Tuesday, 14 September 2010
The P bit stands for the patient or problem you are concerned about.
Let's imagine a 50 year old lady who had a load of amalgams placed mainly when she was young. She's read that dentists crown patients' teeth when they've got big fillings in because it stops them from breaking and losing their teeth.
What's the P here? The P is a problem in a patient - in this case a patient with heavily restored teeth.
The I bit relates to the intervention. In this case the I is a crown (or an onlay). You want to know, as this lady's dentist, whether or not you should crown some of her teeth and - if you're going to - which ones. So you want to compare placing a crown against not placing a crown to know if the crown is better.
So C is your comparison or control. In this case that is a filling - either amalgam or composite. If all we looked at was the survival time of a crown, without comparing it to the filling, we wouldn't know whether the filling might last just as long - or even longer.
Finally O is the outcome or outcomes you're interested in. What matters to the patient in this case? She is probably worried about losing her teeth. So the bottom line will be - does placing a crown mean that she'll keep that tooth longer than if she had just left it with a filling?

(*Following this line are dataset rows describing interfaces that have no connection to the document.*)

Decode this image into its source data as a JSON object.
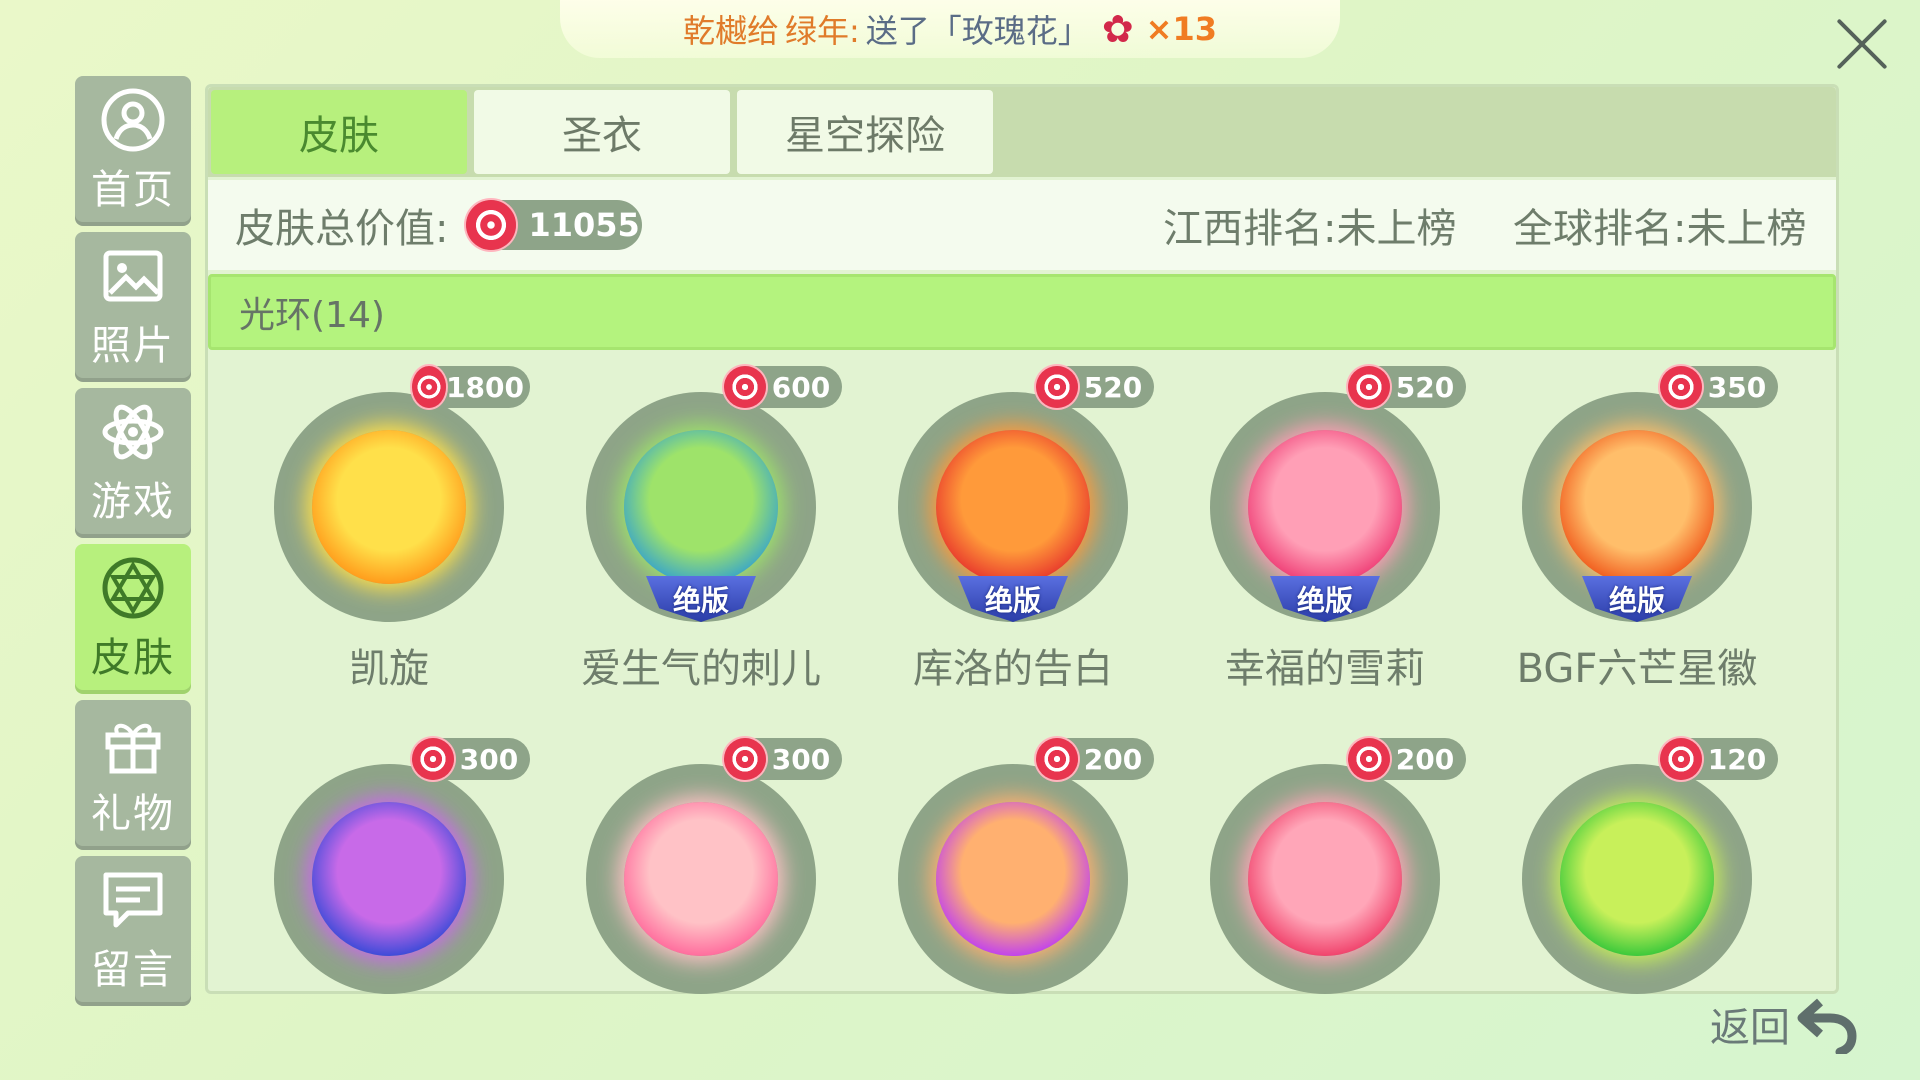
{
  "banner": {
    "sender": "乾樾给",
    "receiver": "绿年:",
    "action": "送了「玫瑰花」",
    "count": "×13",
    "gift_icon": "rose-icon"
  },
  "sidebar": {
    "items": [
      {
        "label": "首页",
        "icon": "profile-icon"
      },
      {
        "label": "照片",
        "icon": "photo-icon"
      },
      {
        "label": "游戏",
        "icon": "atom-icon"
      },
      {
        "label": "皮肤",
        "icon": "skin-icon",
        "active": true
      },
      {
        "label": "礼物",
        "icon": "gift-icon"
      },
      {
        "label": "留言",
        "icon": "message-icon"
      }
    ]
  },
  "tabs": [
    {
      "label": "皮肤",
      "active": true
    },
    {
      "label": "圣衣"
    },
    {
      "label": "星空探险"
    }
  ],
  "stats": {
    "total_label": "皮肤总价值:",
    "total_value": "11055",
    "rank_region": "江西排名:未上榜",
    "rank_global": "全球排名:未上榜"
  },
  "section": {
    "title": "光环(14)"
  },
  "items": [
    {
      "name": "凯旋",
      "price": "1800",
      "limited": false,
      "colors": [
        "#ffe04a",
        "#ff9a1a"
      ]
    },
    {
      "name": "爱生气的刺儿",
      "price": "600",
      "limited": true,
      "colors": [
        "#9ee36a",
        "#3aa6c8"
      ]
    },
    {
      "name": "库洛的告白",
      "price": "520",
      "limited": true,
      "colors": [
        "#ff9a3a",
        "#e8392c"
      ]
    },
    {
      "name": "幸福的雪莉",
      "price": "520",
      "limited": true,
      "colors": [
        "#ff9fb6",
        "#ef3e76"
      ]
    },
    {
      "name": "BGF六芒星徽",
      "price": "350",
      "limited": true,
      "colors": [
        "#ffbe6a",
        "#f05a1c"
      ]
    },
    {
      "name": "",
      "price": "300",
      "limited": false,
      "colors": [
        "#c86ae8",
        "#3a4ad8"
      ]
    },
    {
      "name": "",
      "price": "300",
      "limited": false,
      "colors": [
        "#ffc2c6",
        "#ff6a9c"
      ]
    },
    {
      "name": "",
      "price": "200",
      "limited": false,
      "colors": [
        "#ffb070",
        "#c040f0"
      ]
    },
    {
      "name": "",
      "price": "200",
      "limited": false,
      "colors": [
        "#ffa6b8",
        "#f0406a"
      ]
    },
    {
      "name": "",
      "price": "120",
      "limited": false,
      "colors": [
        "#c8f05a",
        "#38c83a"
      ]
    }
  ],
  "limited_badge": "绝版",
  "back_label": "返回"
}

Another outcome might also be which restoration has to be replaced most frequently, or what the long term cost is of each treatment. And an outcome that is often forgotten is whether there are any adverse effects: does the tooth die, does it fracture catastrophically so it has to be extracted, does one cause mouth cancer?

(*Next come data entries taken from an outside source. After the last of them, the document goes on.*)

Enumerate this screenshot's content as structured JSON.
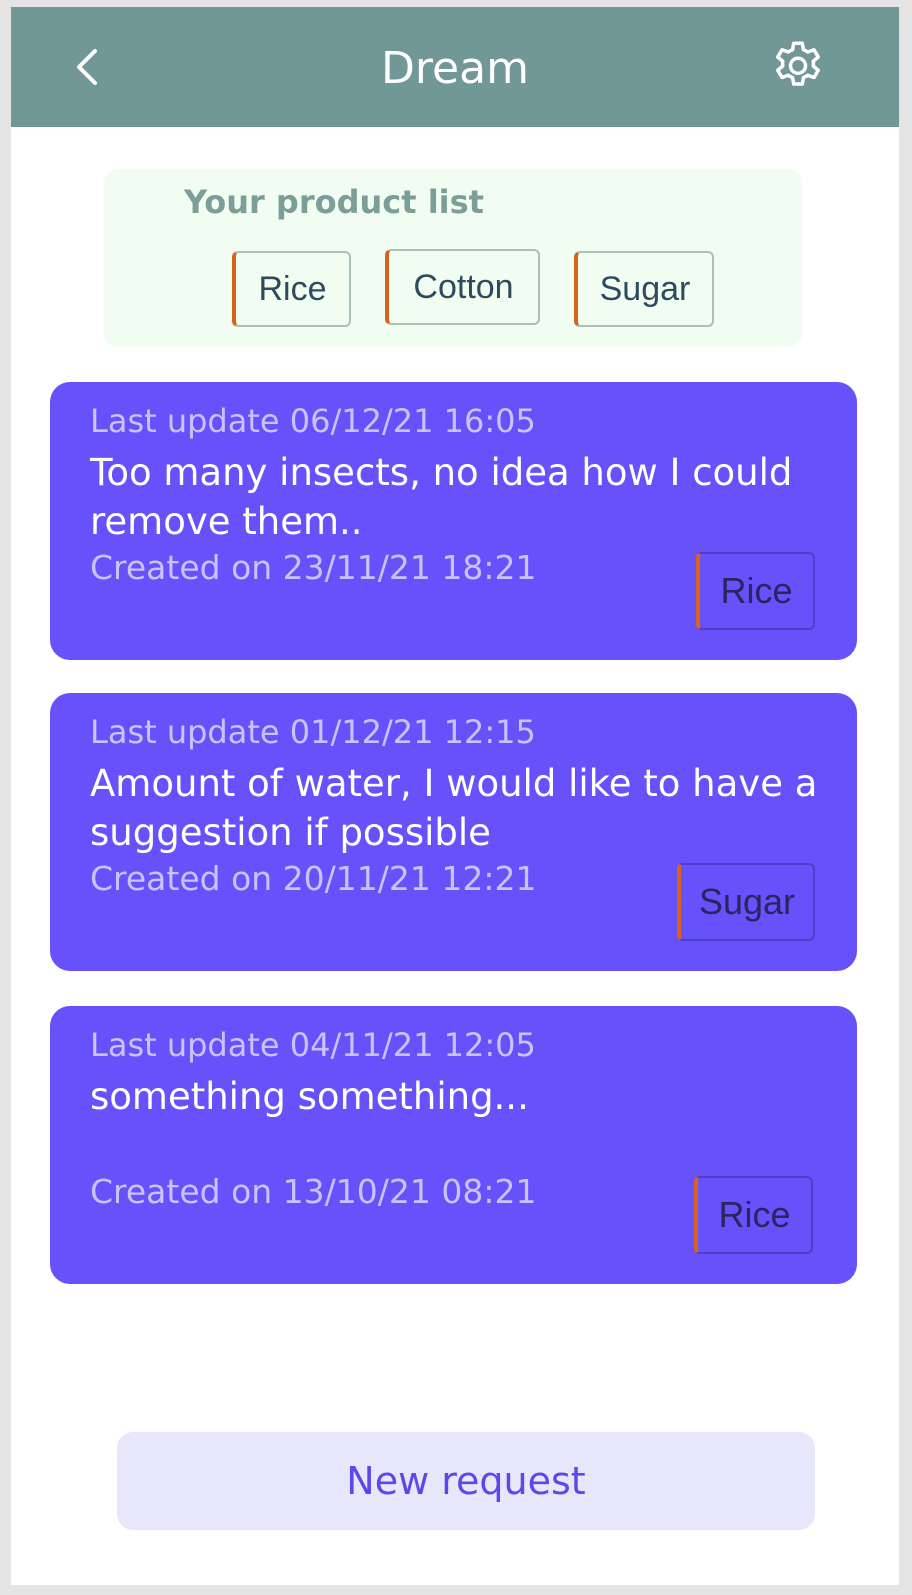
{
  "header": {
    "title": "Dream",
    "back_icon": "chevron-left-icon",
    "settings_icon": "gear-icon"
  },
  "product_list": {
    "title": "Your product list",
    "products": [
      "Rice",
      "Cotton",
      "Sugar"
    ]
  },
  "requests": [
    {
      "last_update": "Last update 06/12/21 16:05",
      "message": "Too many insects, no idea how I could remove them..",
      "created": "Created on 23/11/21 18:21",
      "tag": "Rice"
    },
    {
      "last_update": "Last update 01/12/21 12:15",
      "message": "Amount of water, I would like to have a suggestion if possible",
      "created": "Created on 20/11/21 12:21",
      "tag": "Sugar"
    },
    {
      "last_update": "Last update 04/11/21 12:05",
      "message": "something something...",
      "created": "Created on 13/10/21 08:21",
      "tag": "Rice"
    }
  ],
  "footer": {
    "new_request_label": "New request"
  },
  "colors": {
    "header": "#729797",
    "card": "#6651fb",
    "accent": "#d9631e",
    "product_box": "#f0fdf0",
    "button_bg": "#e7e6fb",
    "button_text": "#5a49e8"
  }
}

We usually decide on one main outcome that really interests us. In this case I'd go for whether or not the tooth was retained longer as without this information it's very difficult to decide whether one is more cost-effective, for example.
So the PICO question here would be:
For an adult patient with an MOD or larger restoration in a molar tooth (P) does a crown or onlay (I) rather than a composite or amalgam (C) result in the tooth being retained longer (O)?
So why do this? Well, if you're going to search for evidence one way or the other - even if it means asking an expert (even though they lie way down the bottom on the hierarchies of evidence) - it is important to have a clear question. From this you can create a search strategy to use with Medline or the Cochrane Library and in a short time you can identify any good papers that might help you answer your question.
For more on this have a look at the Centre for Evidence Based Dentistry website